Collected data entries
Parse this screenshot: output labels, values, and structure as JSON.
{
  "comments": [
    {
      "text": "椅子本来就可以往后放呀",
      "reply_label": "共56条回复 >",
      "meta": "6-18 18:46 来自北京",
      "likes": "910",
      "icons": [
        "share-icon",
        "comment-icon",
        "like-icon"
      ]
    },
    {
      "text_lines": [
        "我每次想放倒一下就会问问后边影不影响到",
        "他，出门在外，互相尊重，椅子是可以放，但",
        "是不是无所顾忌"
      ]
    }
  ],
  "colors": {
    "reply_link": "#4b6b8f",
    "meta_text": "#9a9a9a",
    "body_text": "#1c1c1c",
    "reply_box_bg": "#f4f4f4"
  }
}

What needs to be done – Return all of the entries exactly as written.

Solution to the problem –
Parse this screenshot: output labels, values, and structure as JSON.
{
  "comments": [
    {
      "text": "椅子本来就可以往后放呀",
      "reply_label": "共56条回复 >",
      "meta": "6-18 18:46 来自北京",
      "likes": "910",
      "icons": [
        "share-icon",
        "comment-icon",
        "like-icon"
      ]
    },
    {
      "text_lines": [
        "我每次想放倒一下就会问问后边影不影响到",
        "他，出门在外，互相尊重，椅子是可以放，但",
        "是不是无所顾忌"
      ]
    }
  ],
  "colors": {
    "reply_link": "#4b6b8f",
    "meta_text": "#9a9a9a",
    "body_text": "#1c1c1c",
    "reply_box_bg": "#f4f4f4"
  }
}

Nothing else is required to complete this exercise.